### EXERCISE DIRECTIONS
The answer must consist of every line from the data that holds "navirec".

[Opening DATA FOR ANALYSIS section]

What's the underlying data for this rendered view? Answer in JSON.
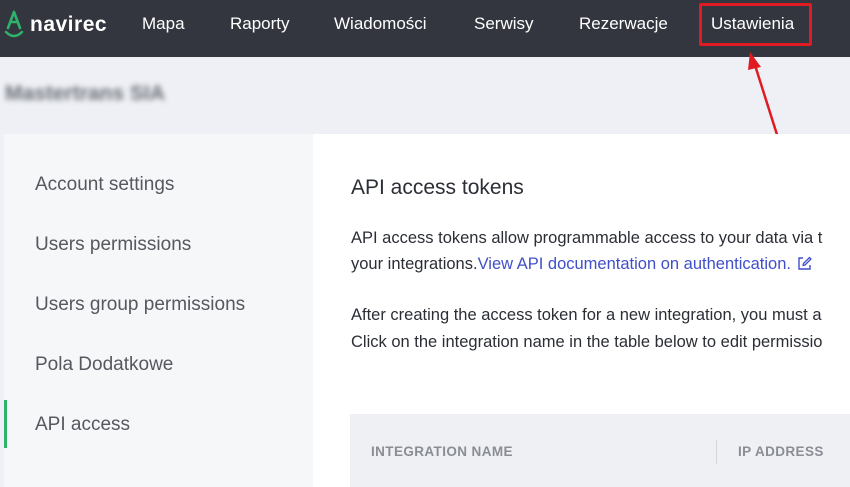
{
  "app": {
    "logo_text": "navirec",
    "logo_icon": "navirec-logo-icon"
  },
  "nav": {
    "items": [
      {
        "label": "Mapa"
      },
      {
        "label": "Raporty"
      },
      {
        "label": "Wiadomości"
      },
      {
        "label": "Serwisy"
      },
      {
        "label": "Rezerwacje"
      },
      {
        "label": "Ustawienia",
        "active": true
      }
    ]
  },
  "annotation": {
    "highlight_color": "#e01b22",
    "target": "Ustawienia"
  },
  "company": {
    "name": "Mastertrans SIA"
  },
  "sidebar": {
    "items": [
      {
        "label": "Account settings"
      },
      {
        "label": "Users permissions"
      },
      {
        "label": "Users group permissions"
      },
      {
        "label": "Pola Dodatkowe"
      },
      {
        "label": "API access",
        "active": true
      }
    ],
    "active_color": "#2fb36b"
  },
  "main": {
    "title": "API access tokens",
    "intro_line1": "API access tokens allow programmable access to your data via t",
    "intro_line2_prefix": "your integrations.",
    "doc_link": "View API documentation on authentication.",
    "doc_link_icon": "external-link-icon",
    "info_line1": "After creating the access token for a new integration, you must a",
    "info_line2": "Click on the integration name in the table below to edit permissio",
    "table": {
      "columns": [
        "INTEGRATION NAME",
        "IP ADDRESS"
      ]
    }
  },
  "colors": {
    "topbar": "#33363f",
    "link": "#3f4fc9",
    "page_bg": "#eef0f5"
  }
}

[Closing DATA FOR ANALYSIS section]

### ANSWER TO THIS TASK
    "logo_text": "navirec",
    "logo_icon": "navirec-logo-icon"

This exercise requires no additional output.